for another period of five years, and made a contract on the same terms at the end of the second period.
Lytton had spent the whole of 1849 abroad. After his return he joined Dickens in an enterprise for the amelioration of the position of authors. He wrote a comedy, ‘Not so bad as we seem,’ for the amateur company of which Dickens was manager, which was performed (27 May 1851) at the Duke of Devonshire's house in London. The same company had played ‘Every Man in his Humour’ at Knebworth in November 1850, when the scheme for a ‘Guild of Literature and Art’ was suggested. The scheme languished, till at last Lytton gave a piece of land near Stevenage, Hertfordshire, upon which three houses were erected for decayed authors (built from the profits of ‘Not so bad as we seem’). It was opened by a festival (29 July 1865), at which Lytton and Dickens appeared as president and vice-president of the guild. Decayed authors, however, were not forthcoming, and the scheme collapsed. Dickens named a son, born in 1852, after his friend; and Lytton presided at the dinner (2 Nov. 1867) given to Dickens upon his last departure for America.

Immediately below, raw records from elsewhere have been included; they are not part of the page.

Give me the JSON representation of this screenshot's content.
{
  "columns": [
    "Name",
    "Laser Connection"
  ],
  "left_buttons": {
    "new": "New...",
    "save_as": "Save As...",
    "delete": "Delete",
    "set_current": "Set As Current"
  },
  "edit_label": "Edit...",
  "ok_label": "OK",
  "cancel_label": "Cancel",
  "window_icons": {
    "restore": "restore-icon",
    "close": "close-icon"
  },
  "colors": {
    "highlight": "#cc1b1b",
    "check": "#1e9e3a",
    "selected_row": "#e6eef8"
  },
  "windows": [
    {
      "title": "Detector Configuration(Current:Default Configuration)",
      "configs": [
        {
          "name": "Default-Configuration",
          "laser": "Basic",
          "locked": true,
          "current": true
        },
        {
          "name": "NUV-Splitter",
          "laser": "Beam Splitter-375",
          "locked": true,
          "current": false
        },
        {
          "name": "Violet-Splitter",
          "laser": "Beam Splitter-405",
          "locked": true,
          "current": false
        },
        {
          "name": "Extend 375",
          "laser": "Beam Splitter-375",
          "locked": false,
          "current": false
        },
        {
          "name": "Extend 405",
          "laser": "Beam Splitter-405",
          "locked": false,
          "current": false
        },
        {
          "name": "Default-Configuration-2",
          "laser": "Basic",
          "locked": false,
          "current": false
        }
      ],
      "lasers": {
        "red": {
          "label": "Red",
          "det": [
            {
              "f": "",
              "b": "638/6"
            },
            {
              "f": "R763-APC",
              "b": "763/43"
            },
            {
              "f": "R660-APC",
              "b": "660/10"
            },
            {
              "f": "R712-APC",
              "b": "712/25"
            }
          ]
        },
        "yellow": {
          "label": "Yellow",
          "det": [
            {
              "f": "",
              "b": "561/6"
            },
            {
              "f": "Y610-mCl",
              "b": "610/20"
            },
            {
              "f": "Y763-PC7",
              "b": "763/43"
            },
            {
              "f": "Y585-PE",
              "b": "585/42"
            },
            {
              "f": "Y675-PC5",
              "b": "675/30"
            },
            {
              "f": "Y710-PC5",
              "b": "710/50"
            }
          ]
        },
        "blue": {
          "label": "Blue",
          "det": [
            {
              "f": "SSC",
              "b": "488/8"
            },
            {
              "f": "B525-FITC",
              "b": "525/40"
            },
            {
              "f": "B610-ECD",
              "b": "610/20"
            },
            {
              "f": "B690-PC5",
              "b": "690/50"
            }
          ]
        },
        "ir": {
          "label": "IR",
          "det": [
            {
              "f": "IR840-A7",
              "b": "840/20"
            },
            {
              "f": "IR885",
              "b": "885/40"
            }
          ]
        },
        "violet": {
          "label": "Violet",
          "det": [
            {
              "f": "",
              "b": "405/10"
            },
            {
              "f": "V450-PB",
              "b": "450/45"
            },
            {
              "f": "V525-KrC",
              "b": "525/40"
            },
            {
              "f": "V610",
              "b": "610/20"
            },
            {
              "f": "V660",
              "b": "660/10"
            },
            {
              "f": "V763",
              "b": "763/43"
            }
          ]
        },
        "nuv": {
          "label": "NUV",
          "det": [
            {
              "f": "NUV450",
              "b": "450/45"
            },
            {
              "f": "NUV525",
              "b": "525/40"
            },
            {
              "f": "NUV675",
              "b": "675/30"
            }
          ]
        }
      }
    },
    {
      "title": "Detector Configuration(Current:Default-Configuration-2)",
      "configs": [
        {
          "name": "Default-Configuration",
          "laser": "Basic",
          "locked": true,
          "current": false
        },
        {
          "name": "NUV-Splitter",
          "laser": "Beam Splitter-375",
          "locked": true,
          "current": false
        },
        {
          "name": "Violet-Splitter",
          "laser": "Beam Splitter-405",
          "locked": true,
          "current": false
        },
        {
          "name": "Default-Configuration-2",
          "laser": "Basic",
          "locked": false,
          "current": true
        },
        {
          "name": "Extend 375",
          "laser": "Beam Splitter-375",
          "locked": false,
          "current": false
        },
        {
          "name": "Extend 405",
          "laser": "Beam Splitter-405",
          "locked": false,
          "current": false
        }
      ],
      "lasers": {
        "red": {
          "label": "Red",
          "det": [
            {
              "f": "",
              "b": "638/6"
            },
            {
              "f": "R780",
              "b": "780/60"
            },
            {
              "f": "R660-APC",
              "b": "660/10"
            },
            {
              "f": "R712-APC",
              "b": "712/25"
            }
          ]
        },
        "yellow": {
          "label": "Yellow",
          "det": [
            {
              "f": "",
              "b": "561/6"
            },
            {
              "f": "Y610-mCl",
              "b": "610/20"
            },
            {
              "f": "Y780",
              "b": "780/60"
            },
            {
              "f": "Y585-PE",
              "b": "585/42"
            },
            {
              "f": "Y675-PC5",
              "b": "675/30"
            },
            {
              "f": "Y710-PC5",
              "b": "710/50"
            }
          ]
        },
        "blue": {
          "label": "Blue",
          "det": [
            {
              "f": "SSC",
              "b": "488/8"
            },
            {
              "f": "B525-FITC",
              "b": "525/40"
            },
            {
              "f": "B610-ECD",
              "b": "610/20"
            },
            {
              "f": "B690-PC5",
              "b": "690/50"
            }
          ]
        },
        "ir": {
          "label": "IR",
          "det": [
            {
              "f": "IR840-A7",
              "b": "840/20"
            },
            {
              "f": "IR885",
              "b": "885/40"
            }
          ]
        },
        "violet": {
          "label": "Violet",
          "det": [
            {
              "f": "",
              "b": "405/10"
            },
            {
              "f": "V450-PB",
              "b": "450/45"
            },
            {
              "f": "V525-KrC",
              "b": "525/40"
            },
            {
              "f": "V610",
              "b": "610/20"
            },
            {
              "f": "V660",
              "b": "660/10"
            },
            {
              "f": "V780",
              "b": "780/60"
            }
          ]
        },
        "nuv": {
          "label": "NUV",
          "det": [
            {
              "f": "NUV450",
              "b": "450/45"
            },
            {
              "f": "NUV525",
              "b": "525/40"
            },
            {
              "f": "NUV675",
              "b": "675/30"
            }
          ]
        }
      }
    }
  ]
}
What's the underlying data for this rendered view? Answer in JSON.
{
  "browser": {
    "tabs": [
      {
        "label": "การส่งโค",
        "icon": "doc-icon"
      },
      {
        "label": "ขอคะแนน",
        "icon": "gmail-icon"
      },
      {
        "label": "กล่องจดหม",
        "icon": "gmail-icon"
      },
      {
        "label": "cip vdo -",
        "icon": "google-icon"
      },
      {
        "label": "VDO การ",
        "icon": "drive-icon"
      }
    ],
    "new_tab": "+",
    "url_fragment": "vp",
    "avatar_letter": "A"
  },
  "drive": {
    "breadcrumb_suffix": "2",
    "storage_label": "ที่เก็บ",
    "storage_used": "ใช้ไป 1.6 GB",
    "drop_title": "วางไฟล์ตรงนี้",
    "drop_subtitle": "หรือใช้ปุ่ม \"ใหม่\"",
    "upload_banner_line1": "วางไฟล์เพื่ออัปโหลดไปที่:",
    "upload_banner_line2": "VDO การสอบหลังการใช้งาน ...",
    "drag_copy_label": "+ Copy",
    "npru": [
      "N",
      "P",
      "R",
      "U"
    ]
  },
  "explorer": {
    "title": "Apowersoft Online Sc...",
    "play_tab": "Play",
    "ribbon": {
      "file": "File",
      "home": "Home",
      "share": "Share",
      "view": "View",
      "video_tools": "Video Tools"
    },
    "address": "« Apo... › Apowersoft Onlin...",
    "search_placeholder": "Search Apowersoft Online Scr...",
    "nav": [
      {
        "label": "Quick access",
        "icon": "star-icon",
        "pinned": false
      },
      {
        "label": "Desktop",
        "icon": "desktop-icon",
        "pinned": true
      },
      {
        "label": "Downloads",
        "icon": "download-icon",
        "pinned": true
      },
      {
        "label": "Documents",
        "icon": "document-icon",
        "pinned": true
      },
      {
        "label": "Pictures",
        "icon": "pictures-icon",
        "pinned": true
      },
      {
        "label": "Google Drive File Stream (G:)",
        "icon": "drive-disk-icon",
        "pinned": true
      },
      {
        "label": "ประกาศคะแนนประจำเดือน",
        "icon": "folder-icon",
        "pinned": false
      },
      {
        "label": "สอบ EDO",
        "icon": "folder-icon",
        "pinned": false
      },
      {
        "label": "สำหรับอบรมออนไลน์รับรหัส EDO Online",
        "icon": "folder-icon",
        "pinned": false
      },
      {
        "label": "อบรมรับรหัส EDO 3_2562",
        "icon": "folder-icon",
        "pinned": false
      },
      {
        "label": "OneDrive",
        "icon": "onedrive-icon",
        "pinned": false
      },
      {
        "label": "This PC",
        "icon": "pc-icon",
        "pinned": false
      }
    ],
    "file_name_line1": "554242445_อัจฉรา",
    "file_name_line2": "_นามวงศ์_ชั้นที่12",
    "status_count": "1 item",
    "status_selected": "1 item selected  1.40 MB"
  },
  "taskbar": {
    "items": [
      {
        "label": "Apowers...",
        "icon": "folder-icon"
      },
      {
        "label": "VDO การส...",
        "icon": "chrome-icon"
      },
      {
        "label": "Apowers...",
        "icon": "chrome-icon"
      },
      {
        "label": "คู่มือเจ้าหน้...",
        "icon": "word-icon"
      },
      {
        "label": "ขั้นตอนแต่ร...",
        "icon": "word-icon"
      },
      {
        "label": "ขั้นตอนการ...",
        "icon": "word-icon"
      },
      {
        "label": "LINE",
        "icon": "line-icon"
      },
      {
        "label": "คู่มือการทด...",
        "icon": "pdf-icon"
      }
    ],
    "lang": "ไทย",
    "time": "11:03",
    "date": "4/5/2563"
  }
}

Bulwer now returned to political life. He had declined an invitation to stand for Westminster on account of his objection to a total repeal of the corn laws. In 1851 he published his ‘Letters to John Bull, Esq.,’ which went through several editions, advocating some moderate protection of corn. He had from the first differed from the liberals upon this subject; and his political theories, though differing from old-fashioned toryism, were never those of the radicals. He really shared the prejudices and principles of the class to which he belonged, though he tried to give them a more philosophical colouring, and especially distrusted the Manchester school, both as hostile to the landed interest and to what he regarded as a worthy imperial policy. He therefore joined the conservatives, and in 1852 was elected M.P. for Hertfordshire. He held the seat till his elevation to the peerage in 1866. His general reputation gave him more authority than he had possessed in his past parliamentary career. He never became a skilful debater, nor did he hold an important position among the leaders of his party. He made, however, set speeches which were carefully prepared and frequently successful. He spoke against such taxation as was disapproved by his party and the country gentlemen, supported an energetic prosecution of the Crimean war, advocated administrative reform and the introduction of competitive examinations in 1855, when our military failures had produced general discontent, denounced the treatment of China upon the ‘Arrow’ dispute in 1857, and opposed the abolition of the East India Company in 1857 as conducive to the subordination of Indian interests to parliamentary intrigue.
He was appointed secretary for the colonies in Lord Derby's ministry (1858–9). His principal measure was for the organisation of the new colony of British Columbia, which had become necessary in consequence of the discovery of gold-fields and a rapid influx of population. Queensland was also separated from New South Wales during his tenure of office, and a town in each colony is named Lytton after him. He defended the Reform Bill introduced by Disraeli in 1859, and attacked that introduced in 1860 by Lord John Russell in two able speeches. The point of both was the danger of swamping the constituencies by an indiscriminate admission of the working classes, and the necessity therefore of such an arrangement of the franchise as might admit only the more prudent and intelligent. He afterwards opposed Mr. Gladstone's bill of 1866 upon similar grounds.
After leaving office Lytton ceased to take any conspicuous part in politics. Upon Lord Derby's return to office in 1866 he was raised to the House of Peers as Baron Lytton of Knebworth (gazetted 13 July 1866). He meanwhile resumed his industry as an author. His love of the mysterious, already shown in ‘Zanoni,’ led to the ‘Strange Story’ (1862), in which some attempt is made to give a quasi-scientific colouring to old-fashioned magic. Besides various publications of a different kind, he produced ‘The Coming Race’—an ingenious prophecy of the society of the future—which made a great success, although he kept the authorship secret until his death; ‘Kenelm Chillingly,’ a novel intended to give some of his views of the tendency of the age; and ‘The Parisians,’ a lighter satirical version of the same views, which was appearing in ‘Blackwood's Magazine’ at his death.
Lytton died at Torquay, 18 Jan. 1873, in the arms of his only son. He had long suffered from some disease in the bones of the ear. Acute pain set in on the 16th, and he became unconscious on the day of his death.
Lytton was elected lord rector of Glasgow in 1856 and 1858, the only Englishman, it is said, upon whom the honour has been twice conferred.
Lytton is one of the authors upon whose merits the critics have never agreed with the public. He won immense popularity in the